Data shown:

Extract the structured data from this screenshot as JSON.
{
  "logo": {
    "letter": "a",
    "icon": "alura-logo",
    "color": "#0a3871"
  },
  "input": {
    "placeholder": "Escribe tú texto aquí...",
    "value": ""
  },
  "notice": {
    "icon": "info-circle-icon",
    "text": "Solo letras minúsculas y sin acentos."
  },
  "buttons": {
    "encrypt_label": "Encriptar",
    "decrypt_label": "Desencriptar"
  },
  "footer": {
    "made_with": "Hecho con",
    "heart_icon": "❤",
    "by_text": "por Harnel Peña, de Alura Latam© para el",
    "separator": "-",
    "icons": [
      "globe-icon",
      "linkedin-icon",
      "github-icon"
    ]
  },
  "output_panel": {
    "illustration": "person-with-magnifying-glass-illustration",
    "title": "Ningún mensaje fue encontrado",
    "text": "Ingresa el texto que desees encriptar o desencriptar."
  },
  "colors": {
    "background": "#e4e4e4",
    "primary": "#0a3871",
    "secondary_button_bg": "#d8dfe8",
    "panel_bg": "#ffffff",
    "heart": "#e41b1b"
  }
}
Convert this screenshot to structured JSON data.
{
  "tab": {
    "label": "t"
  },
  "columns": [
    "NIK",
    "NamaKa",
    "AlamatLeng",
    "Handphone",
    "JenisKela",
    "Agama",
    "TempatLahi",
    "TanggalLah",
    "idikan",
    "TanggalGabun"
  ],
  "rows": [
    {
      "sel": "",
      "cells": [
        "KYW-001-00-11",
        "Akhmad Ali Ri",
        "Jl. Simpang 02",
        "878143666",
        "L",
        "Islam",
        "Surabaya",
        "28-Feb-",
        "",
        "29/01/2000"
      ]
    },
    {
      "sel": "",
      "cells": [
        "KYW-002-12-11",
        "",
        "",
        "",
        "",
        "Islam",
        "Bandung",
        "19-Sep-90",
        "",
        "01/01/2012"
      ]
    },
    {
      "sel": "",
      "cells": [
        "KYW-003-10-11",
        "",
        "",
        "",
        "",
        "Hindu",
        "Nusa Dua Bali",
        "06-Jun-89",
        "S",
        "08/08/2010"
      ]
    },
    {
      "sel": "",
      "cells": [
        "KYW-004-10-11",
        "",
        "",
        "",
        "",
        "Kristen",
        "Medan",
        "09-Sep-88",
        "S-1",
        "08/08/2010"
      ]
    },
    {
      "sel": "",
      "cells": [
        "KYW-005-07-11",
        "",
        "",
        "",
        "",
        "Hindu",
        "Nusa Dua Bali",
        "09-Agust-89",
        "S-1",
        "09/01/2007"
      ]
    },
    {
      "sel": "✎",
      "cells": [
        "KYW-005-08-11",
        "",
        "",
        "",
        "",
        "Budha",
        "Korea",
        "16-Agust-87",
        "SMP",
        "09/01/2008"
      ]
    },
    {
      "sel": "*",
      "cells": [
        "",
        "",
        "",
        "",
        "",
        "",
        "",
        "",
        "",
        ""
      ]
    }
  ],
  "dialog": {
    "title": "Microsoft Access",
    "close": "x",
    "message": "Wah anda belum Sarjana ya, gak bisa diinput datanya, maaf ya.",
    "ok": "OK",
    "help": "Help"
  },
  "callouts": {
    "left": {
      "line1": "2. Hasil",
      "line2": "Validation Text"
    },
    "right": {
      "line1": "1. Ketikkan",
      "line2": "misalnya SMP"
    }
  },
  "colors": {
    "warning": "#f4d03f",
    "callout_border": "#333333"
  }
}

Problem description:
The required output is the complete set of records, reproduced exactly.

Result below:
Extract the structured data from this screenshot as JSON.
{
  "logo": {
    "letter": "a",
    "icon": "alura-logo",
    "color": "#0a3871"
  },
  "input": {
    "placeholder": "Escribe tú texto aquí...",
    "value": ""
  },
  "notice": {
    "icon": "info-circle-icon",
    "text": "Solo letras minúsculas y sin acentos."
  },
  "buttons": {
    "encrypt_label": "Encriptar",
    "decrypt_label": "Desencriptar"
  },
  "footer": {
    "made_with": "Hecho con",
    "heart_icon": "❤",
    "by_text": "por Harnel Peña, de Alura Latam© para el",
    "separator": "-",
    "icons": [
      "globe-icon",
      "linkedin-icon",
      "github-icon"
    ]
  },
  "output_panel": {
    "illustration": "person-with-magnifying-glass-illustration",
    "title": "Ningún mensaje fue encontrado",
    "text": "Ingresa el texto que desees encriptar o desencriptar."
  },
  "colors": {
    "background": "#e4e4e4",
    "primary": "#0a3871",
    "secondary_button_bg": "#d8dfe8",
    "panel_bg": "#ffffff",
    "heart": "#e41b1b"
  }
}
Convert this screenshot to structured JSON data.
{
  "tab": {
    "label": "t"
  },
  "columns": [
    "NIK",
    "NamaKa",
    "AlamatLeng",
    "Handphone",
    "JenisKela",
    "Agama",
    "TempatLahi",
    "TanggalLah",
    "idikan",
    "TanggalGabun"
  ],
  "rows": [
    {
      "sel": "",
      "cells": [
        "KYW-001-00-11",
        "Akhmad Ali Ri",
        "Jl. Simpang 02",
        "878143666",
        "L",
        "Islam",
        "Surabaya",
        "28-Feb-",
        "",
        "29/01/2000"
      ]
    },
    {
      "sel": "",
      "cells": [
        "KYW-002-12-11",
        "",
        "",
        "",
        "",
        "Islam",
        "Bandung",
        "19-Sep-90",
        "",
        "01/01/2012"
      ]
    },
    {
      "sel": "",
      "cells": [
        "KYW-003-10-11",
        "",
        "",
        "",
        "",
        "Hindu",
        "Nusa Dua Bali",
        "06-Jun-89",
        "S",
        "08/08/2010"
      ]
    },
    {
      "sel": "",
      "cells": [
        "KYW-004-10-11",
        "",
        "",
        "",
        "",
        "Kristen",
        "Medan",
        "09-Sep-88",
        "S-1",
        "08/08/2010"
      ]
    },
    {
      "sel": "",
      "cells": [
        "KYW-005-07-11",
        "",
        "",
        "",
        "",
        "Hindu",
        "Nusa Dua Bali",
        "09-Agust-89",
        "S-1",
        "09/01/2007"
      ]
    },
    {
      "sel": "✎",
      "cells": [
        "KYW-005-08-11",
        "",
        "",
        "",
        "",
        "Budha",
        "Korea",
        "16-Agust-87",
        "SMP",
        "09/01/2008"
      ]
    },
    {
      "sel": "*",
      "cells": [
        "",
        "",
        "",
        "",
        "",
        "",
        "",
        "",
        "",
        ""
      ]
    }
  ],
  "dialog": {
    "title": "Microsoft Access",
    "close": "x",
    "message": "Wah anda belum Sarjana ya, gak bisa diinput datanya, maaf ya.",
    "ok": "OK",
    "help": "Help"
  },
  "callouts": {
    "left": {
      "line1": "2. Hasil",
      "line2": "Validation Text"
    },
    "right": {
      "line1": "1. Ketikkan",
      "line2": "misalnya SMP"
    }
  },
  "colors": {
    "warning": "#f4d03f",
    "callout_border": "#333333"
  }
}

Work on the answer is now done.